“I came away thinking this is what I want to do. These are the people I want to help,” McHargue said. “I walked out of there saying, why am I so lucky that I can just go to a doctor whenever I want? People in low- and middle-income countries should have access to the same health care as me.” 

Last winter, McHargue spent a month in Kigali, Rwanda, working through VCU's collaboration to make the capital city’s ambulance system, Service d'Aide Medicale Urgente, more efficient. The Rwandan Ministry of Health created SAMU in 2007. 

Previous to McHargue’s visit, other research scholars from VCU had collected and analyzed cases from SAMU. They identified six common emergencies, such as traumatic brain injury and respiratory distress, that would benefit from standardized care and a mechanism to track the care the ambulance staff provide. McHargue implemented these forms, which included information such as patient vitals, why the ambulance was called, physical exam findings and the interventions provided, tailored to ensure high-quality care for the six most common emergencies. 

Analyzing the preliminary data, McHargue is helping track how well each of the six emergencies is being treated in the pre-hospital (ambulance) setting. 

“If we don’t track the quality of care, we can’t improve it,” said Jayaraman, who has supervised McHargue on the project. 

McHargue aspires to continue developing emergency and trauma systems in low- and middle-income countries using his experience in Rwanda. He plans to pursue a general surgery residency and continue working in global surgery.

Participants gather in front of a sign reading "Welcome tothe Virginia Global Surgery Symposium."
Participants gather at the Virginia Global Surgery Symposium. (Courtesy photo)

‘It set the bar high’

In March, VCU hosted the first Virginia Global Surgery Symposium, sponsored by Global Surgery Student Alliance.

Independent of each other, McHargue, who founded VCU’s GSSA chapter, and Valukas were in talks with the organization to bring its third national conference to Richmond.
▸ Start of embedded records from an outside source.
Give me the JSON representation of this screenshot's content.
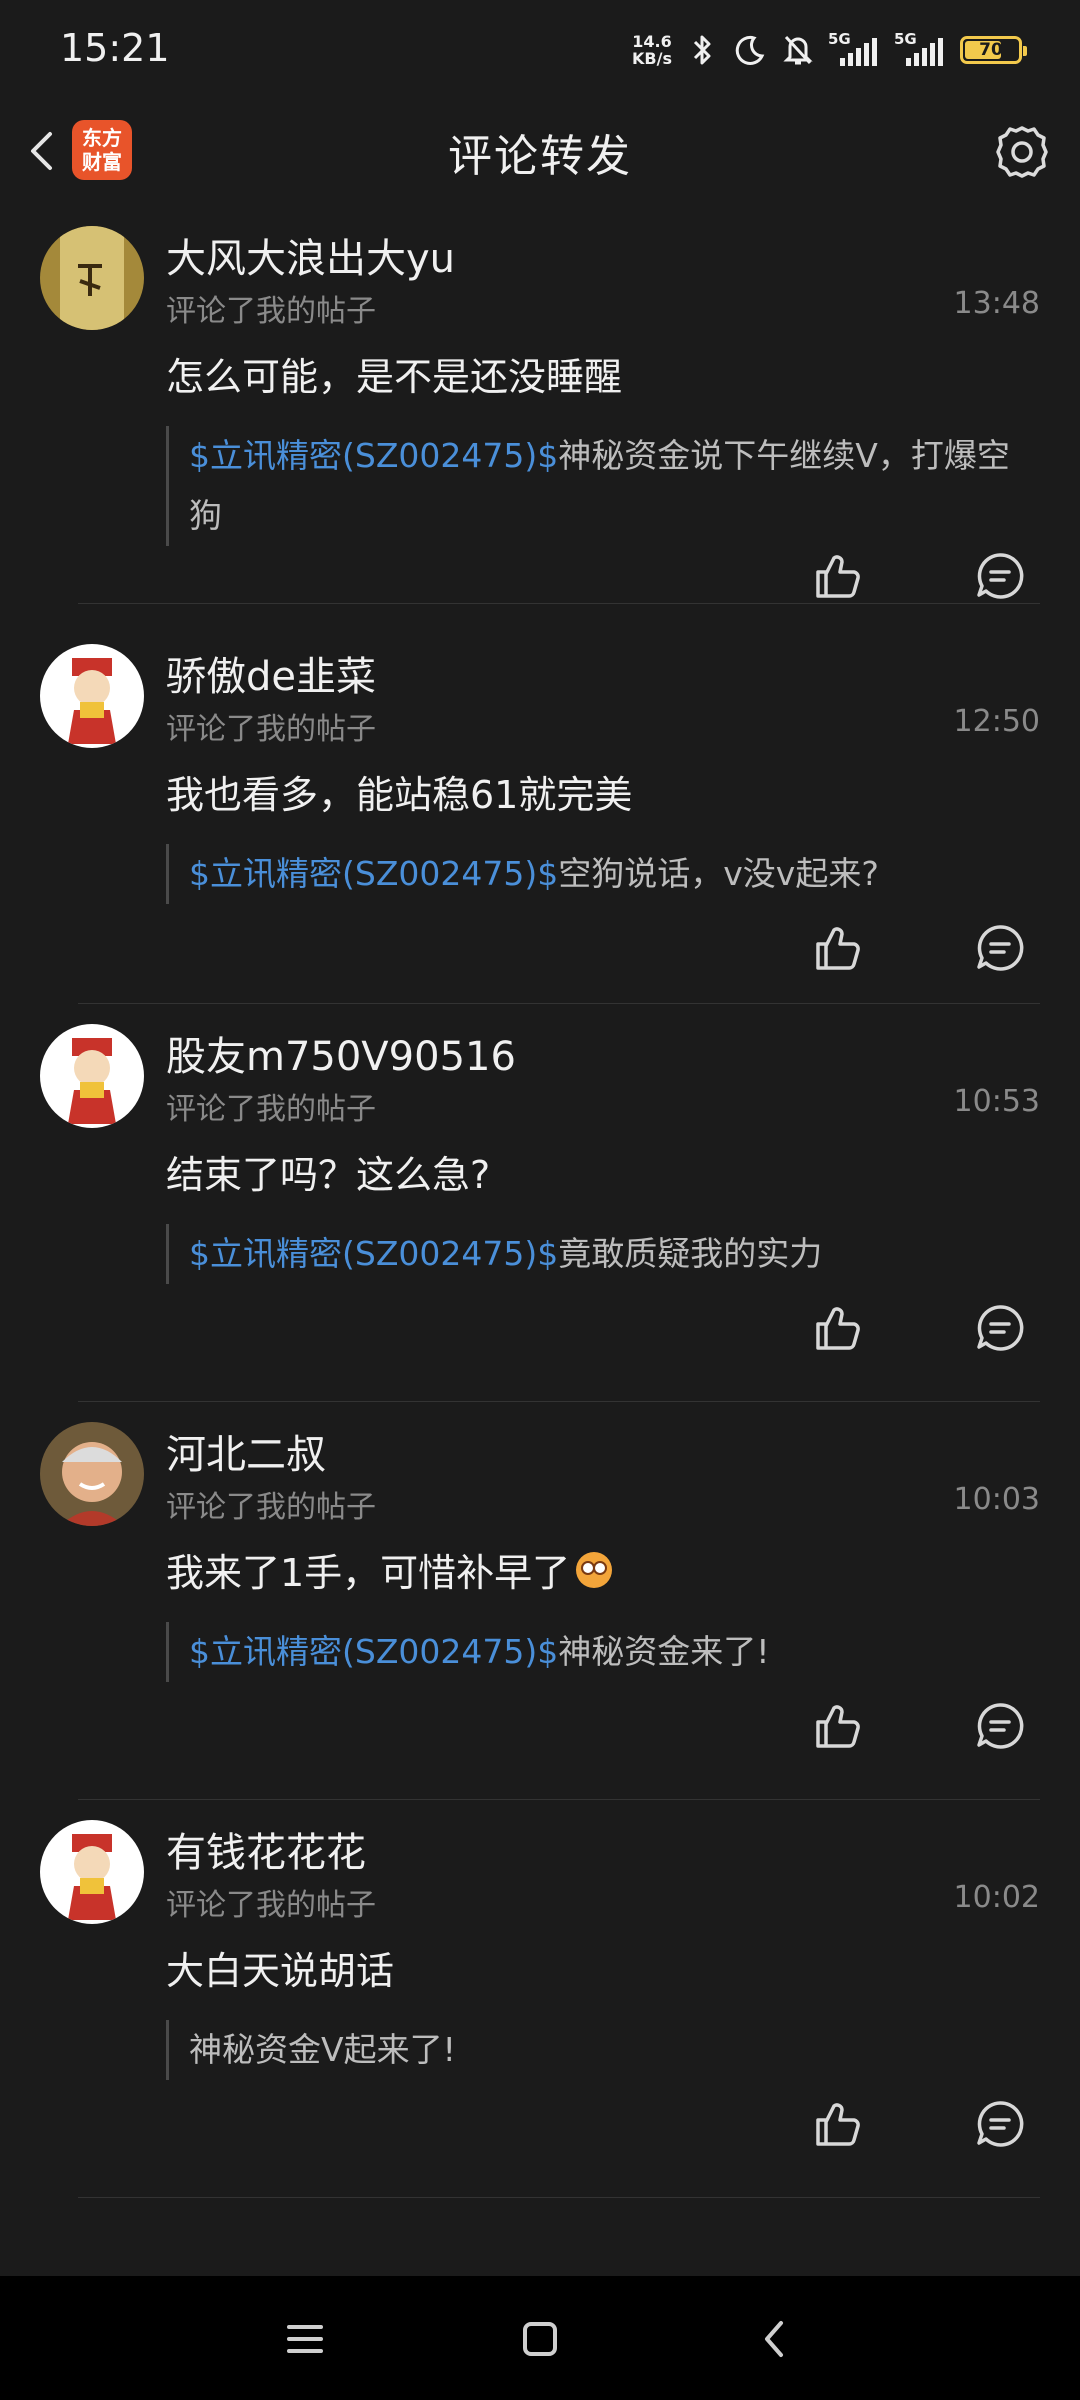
{
  "status_bar": {
    "time": "15:21",
    "net_speed_value": "14.6",
    "net_speed_unit": "KB/s",
    "sim1": "5G",
    "sim2": "5G",
    "battery": "70",
    "battery_level": 0.7,
    "accent": "#f2c94c"
  },
  "header": {
    "logo_line1": "东方",
    "logo_line2": "财富",
    "title": "评论转发"
  },
  "colors": {
    "background": "#1b1b1b",
    "link": "#4a8fd9",
    "logo": "#e8542a"
  },
  "comments": [
    {
      "user": "大风大浪出大yu",
      "action": "评论了我的帖子",
      "time": "13:48",
      "content": "怎么可能，是不是还没睡醒",
      "quote_link": "$立讯精密(SZ002475)$",
      "quote_text": "神秘资金说下午继续V，打爆空狗"
    },
    {
      "user": "骄傲de韭菜",
      "action": "评论了我的帖子",
      "time": "12:50",
      "content": "我也看多，能站稳61就完美",
      "quote_link": "$立讯精密(SZ002475)$",
      "quote_text": "空狗说话，v没v起来?"
    },
    {
      "user": "股友m750V90516",
      "action": "评论了我的帖子",
      "time": "10:53",
      "content": "结束了吗？这么急?",
      "quote_link": "$立讯精密(SZ002475)$",
      "quote_text": "竟敢质疑我的实力"
    },
    {
      "user": "河北二叔",
      "action": "评论了我的帖子",
      "time": "10:03",
      "content": "我来了1手，可惜补早了",
      "quote_link": "$立讯精密(SZ002475)$",
      "quote_text": "神秘资金来了!"
    },
    {
      "user": "有钱花花花",
      "action": "评论了我的帖子",
      "time": "10:02",
      "content": "大白天说胡话",
      "quote_link": "",
      "quote_text": "神秘资金V起来了!"
    }
  ]
}
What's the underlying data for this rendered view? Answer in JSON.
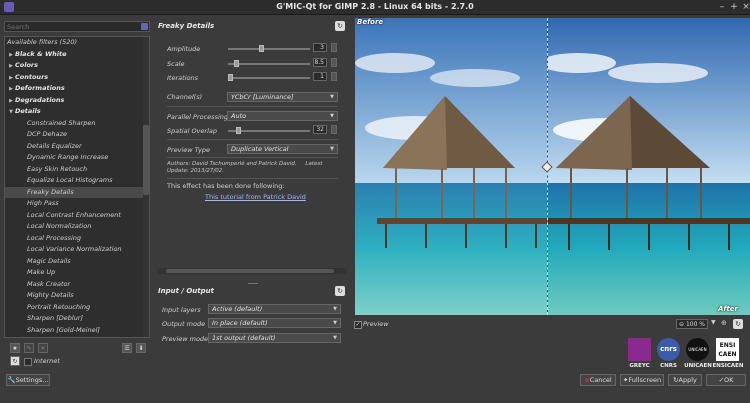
{
  "window": {
    "title": "G'MIC-Qt for GIMP 2.8 - Linux 64 bits - 2.7.0",
    "min": "–",
    "max": "+",
    "close": "×"
  },
  "search": {
    "placeholder": "Search"
  },
  "filters": {
    "header": "Available filters (520)",
    "rows": [
      {
        "label": "Black & White",
        "type": "cat",
        "expanded": false
      },
      {
        "label": "Colors",
        "type": "cat",
        "expanded": false
      },
      {
        "label": "Contours",
        "type": "cat",
        "expanded": false
      },
      {
        "label": "Deformations",
        "type": "cat",
        "expanded": false
      },
      {
        "label": "Degradations",
        "type": "cat",
        "expanded": false
      },
      {
        "label": "Details",
        "type": "cat",
        "expanded": true
      },
      {
        "label": "Constrained Sharpen",
        "type": "leaf"
      },
      {
        "label": "DCP Dehaze",
        "type": "leaf"
      },
      {
        "label": "Details Equalizer",
        "type": "leaf"
      },
      {
        "label": "Dynamic Range Increase",
        "type": "leaf"
      },
      {
        "label": "Easy Skin Retouch",
        "type": "leaf"
      },
      {
        "label": "Equalize Local Histograms",
        "type": "leaf"
      },
      {
        "label": "Freaky Details",
        "type": "leaf",
        "selected": true
      },
      {
        "label": "High Pass",
        "type": "leaf"
      },
      {
        "label": "Local Contrast Enhancement",
        "type": "leaf"
      },
      {
        "label": "Local Normalization",
        "type": "leaf"
      },
      {
        "label": "Local Processing",
        "type": "leaf"
      },
      {
        "label": "Local Variance Normalization",
        "type": "leaf"
      },
      {
        "label": "Magic Details",
        "type": "leaf"
      },
      {
        "label": "Make Up",
        "type": "leaf"
      },
      {
        "label": "Mask Creator",
        "type": "leaf"
      },
      {
        "label": "Mighty Details",
        "type": "leaf"
      },
      {
        "label": "Portrait Retouching",
        "type": "leaf"
      },
      {
        "label": "Sharpen [Deblur]",
        "type": "leaf"
      },
      {
        "label": "Sharpen [Gold-Meinel]",
        "type": "leaf"
      }
    ]
  },
  "internet_label": "Internet",
  "settings_label": "Settings...",
  "filter": {
    "title": "Freaky Details",
    "params": [
      {
        "label": "Amplitude",
        "value": "3",
        "level": 0.4
      },
      {
        "label": "Scale",
        "value": "8.5",
        "level": 0.08
      },
      {
        "label": "Iterations",
        "value": "1",
        "level": 0.0
      }
    ],
    "channels_label": "Channel(s)",
    "channels_value": "YCbCr [Luminance]",
    "parallel_label": "Parallel Processing",
    "parallel_value": "Auto",
    "overlap_label": "Spatial Overlap",
    "overlap_value": "32",
    "overlap_level": 0.1,
    "preview_type_label": "Preview Type",
    "preview_type_value": "Duplicate Vertical",
    "authors": "Authors: David Tschumperlé and Patrick David.     Latest Update: 2013/27/02.",
    "note": "This effect has been done following:",
    "link": "This tutorial from Patrick David"
  },
  "io": {
    "title": "Input / Output",
    "input_layers_label": "Input layers",
    "input_layers_value": "Active (default)",
    "output_mode_label": "Output mode",
    "output_mode_value": "In place (default)",
    "preview_mode_label": "Preview mode",
    "preview_mode_value": "1st output (default)"
  },
  "preview": {
    "before_label": "Before",
    "after_label": "After",
    "checkbox_label": "Preview",
    "zoom": "100 %"
  },
  "logos": [
    "GREYC",
    "CNRS",
    "UNICAEN",
    "ENSICAEN"
  ],
  "logo_marks": {
    "cnrs": "cnrs",
    "unicaen": "UNICAEN",
    "ensicaen_top": "ENSI",
    "ensicaen_bottom": "CAEN"
  },
  "buttons": {
    "cancel": "Cancel",
    "fullscreen": "Fullscreen",
    "apply": "Apply",
    "ok": "OK"
  },
  "colors": {
    "sky_top": "#3f7fc4",
    "sea": "#2fb0c0",
    "accent_red": "#c0302a"
  }
}
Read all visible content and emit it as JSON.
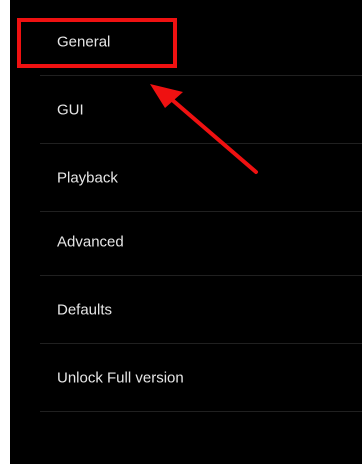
{
  "settings_menu": {
    "items": [
      {
        "label": "General"
      },
      {
        "label": "GUI"
      },
      {
        "label": "Playback"
      },
      {
        "label": "Advanced"
      },
      {
        "label": "Defaults"
      },
      {
        "label": "Unlock Full version"
      }
    ]
  },
  "annotation": {
    "highlight_color": "#ef1111",
    "highlighted_item": "General",
    "arrow_icon": "arrow-up-left-icon"
  }
}
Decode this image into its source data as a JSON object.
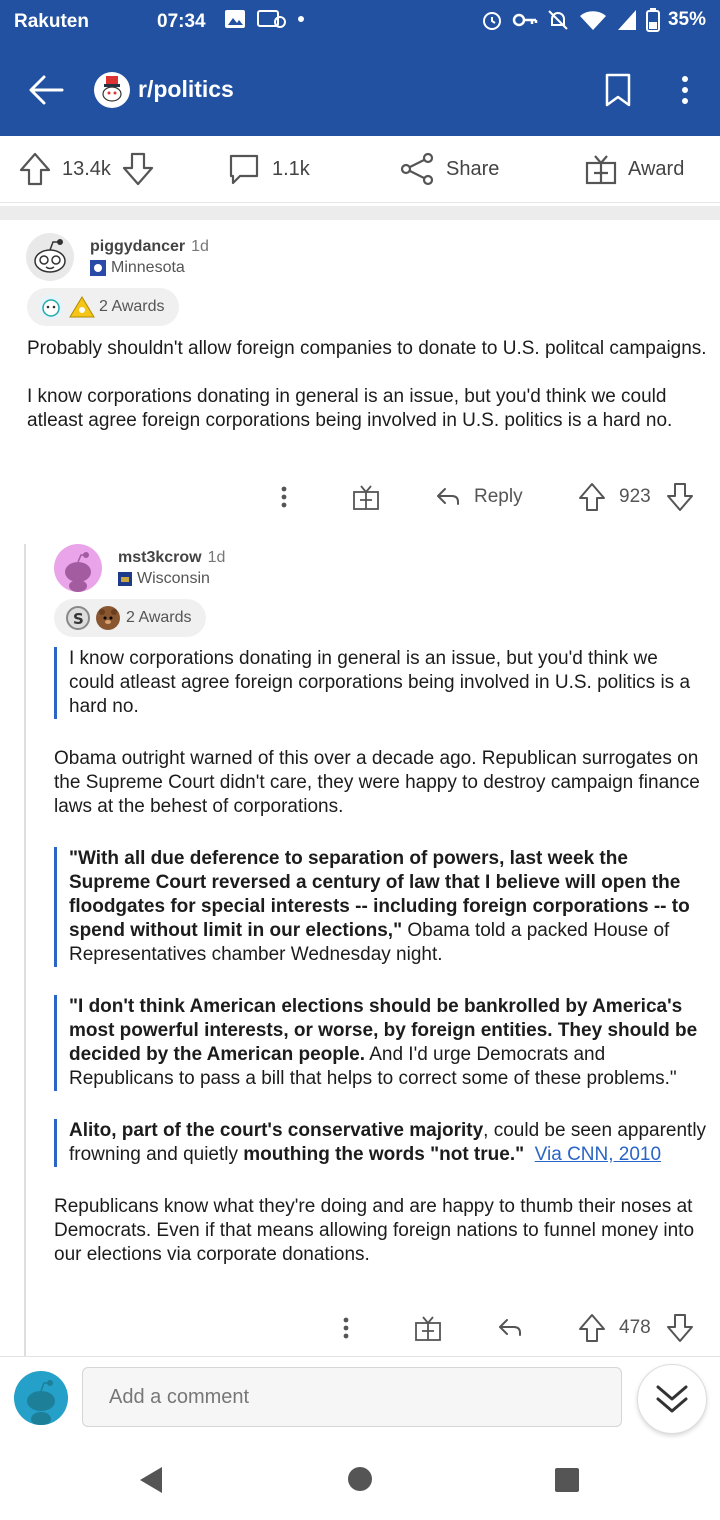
{
  "status_bar": {
    "carrier": "Rakuten",
    "time": "07:34",
    "battery": "35%"
  },
  "app_bar": {
    "subreddit": "r/politics"
  },
  "post_actions": {
    "upvotes": "13.4k",
    "comments": "1.1k",
    "share": "Share",
    "award": "Award"
  },
  "comments": [
    {
      "username": "piggydancer",
      "age": "1d",
      "flair": "Minnesota",
      "awards": "2 Awards",
      "paragraphs": [
        "Probably shouldn't allow foreign companies to donate to U.S. politcal campaigns.",
        "I know corporations donating in general is an issue, but you'd think we could atleast agree foreign corporations being involved in U.S. politics is a hard no."
      ],
      "reply_label": "Reply",
      "score": "923"
    },
    {
      "username": "mst3kcrow",
      "age": "1d",
      "flair": "Wisconsin",
      "awards": "2 Awards",
      "quote1": "I know corporations donating in general is an issue, but you'd think we could atleast agree foreign corporations being involved in U.S. politics is a hard no.",
      "para1": "Obama outright warned of this over a decade ago.  Republican surrogates on the Supreme Court didn't care, they were happy to destroy campaign finance laws at the behest of corporations.",
      "quote2_bold": "\"With all due deference to separation of powers, last week the Supreme Court reversed a century of law that I believe will open the floodgates for special interests -- including foreign corporations -- to spend without limit in our elections,\"",
      "quote2_rest": " Obama told a packed House of Representatives chamber Wednesday night.",
      "quote3_bold": "\"I don't think American elections should be bankrolled by America's most powerful interests, or worse, by foreign entities. They should be decided by the American people.",
      "quote3_rest": " And I'd urge Democrats and Republicans to pass a bill that helps to correct some of these problems.\"",
      "quote4_bold1": "Alito, part of the court's conservative majority",
      "quote4_mid": ", could be seen apparently frowning and quietly ",
      "quote4_bold2": "mouthing the words \"not true.\"",
      "quote4_link": "Via CNN, 2010",
      "para2": "Republicans know what they're doing and are happy to thumb their noses at Democrats.  Even if that means allowing foreign nations to funnel money into our elections via corporate donations.",
      "score": "478"
    }
  ],
  "composer": {
    "placeholder": "Add a comment"
  },
  "colors": {
    "brand_blue": "#2151a0",
    "link_blue": "#2a64c5"
  }
}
Gurakar, co-founder with Rodas and Jayaraman of a monthly global surgery seminar series highlighting the VCU faculty’s international involvements, joined the effort soon after.

The symposium served as an international platform to raise awareness of the surgical disparities that exist. It brought together faculty, residents and students from across specialties to highlight current efforts in low- and middle-income countries, foster discussion and encourage collaboration. 

“This conference was about showing examples of surgeons and clinicians who have incorporated global surgery into their lives, who have made this work a part of their life mission,” Gurakar said.

“It was both a platform for students to learn about global surgery and how to get involved,” Valukas said. “But it was also a way for us to highlight VCU faculty and students who are doing all this wonderful work. It also showed mid-career physicians how they might become global surgeons or how residents can get involved.” 

The first of its kind in the Mid-Atlantic region, the sold-out conference attracted 250 medical students, residents and mid-career physicians from across the U.S. and abroad. 

“It was an incredible symposium,” Jayaraman said. “It set the bar high and exposed VCU’s strengths to a much broader audience. It was a tremendous opportunity to showcase VCU.”

VCU has a history of sending medical teams abroad and working internationally to improve public health systems and patient outcomes. For several decades, VCU surgeons representing specialties including plastic surgery, pediatrics, urology, neurosurgery, general surgery and trauma have worked across numerous countries to consult, teach and support the development of other surgeons, trainees and students to deliver the best care possible in their settings.

“The symposium reminded people that VCU has been a global player and that we’ve been doing this for a long time,” Rodas said. “This was a chance to really demonstrate the institutional values and commitment that have been longstanding.”

It was also a chance to let Valukas, Gurakar and McHargue shine. 

“I’m very impressed by their leadership skills, their organization and how they conducted themselves professionally,” Rodas said. “We’re building future leaders. They’re going to be superstars.”